→ Task prompt:
All that is needed is each line of the entries holding the word "badge", copied as it stands.

→ Data about app and page elements:
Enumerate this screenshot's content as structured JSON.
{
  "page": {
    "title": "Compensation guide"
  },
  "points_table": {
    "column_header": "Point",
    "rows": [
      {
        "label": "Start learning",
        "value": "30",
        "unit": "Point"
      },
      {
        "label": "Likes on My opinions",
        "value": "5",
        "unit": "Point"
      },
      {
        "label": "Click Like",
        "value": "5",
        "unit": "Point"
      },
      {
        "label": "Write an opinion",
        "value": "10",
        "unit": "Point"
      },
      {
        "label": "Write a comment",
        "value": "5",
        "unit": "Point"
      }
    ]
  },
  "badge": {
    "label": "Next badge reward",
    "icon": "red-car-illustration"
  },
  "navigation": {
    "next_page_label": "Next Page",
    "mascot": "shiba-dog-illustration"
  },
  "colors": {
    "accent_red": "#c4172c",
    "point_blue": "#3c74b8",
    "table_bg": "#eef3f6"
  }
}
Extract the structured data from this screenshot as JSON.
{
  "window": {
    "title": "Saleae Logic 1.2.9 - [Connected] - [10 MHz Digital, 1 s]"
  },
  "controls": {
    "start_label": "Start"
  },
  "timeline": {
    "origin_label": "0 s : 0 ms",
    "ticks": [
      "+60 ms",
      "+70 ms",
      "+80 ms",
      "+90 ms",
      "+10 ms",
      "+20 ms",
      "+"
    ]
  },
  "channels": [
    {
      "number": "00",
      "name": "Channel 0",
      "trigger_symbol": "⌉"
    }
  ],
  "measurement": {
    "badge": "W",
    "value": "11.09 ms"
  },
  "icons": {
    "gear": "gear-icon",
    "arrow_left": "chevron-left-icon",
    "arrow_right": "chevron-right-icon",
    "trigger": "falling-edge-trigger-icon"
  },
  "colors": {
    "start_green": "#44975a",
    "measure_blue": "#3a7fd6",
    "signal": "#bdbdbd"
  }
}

→ Your response:
  "badge": {
    "label": "Next badge reward",
    "badge": "W",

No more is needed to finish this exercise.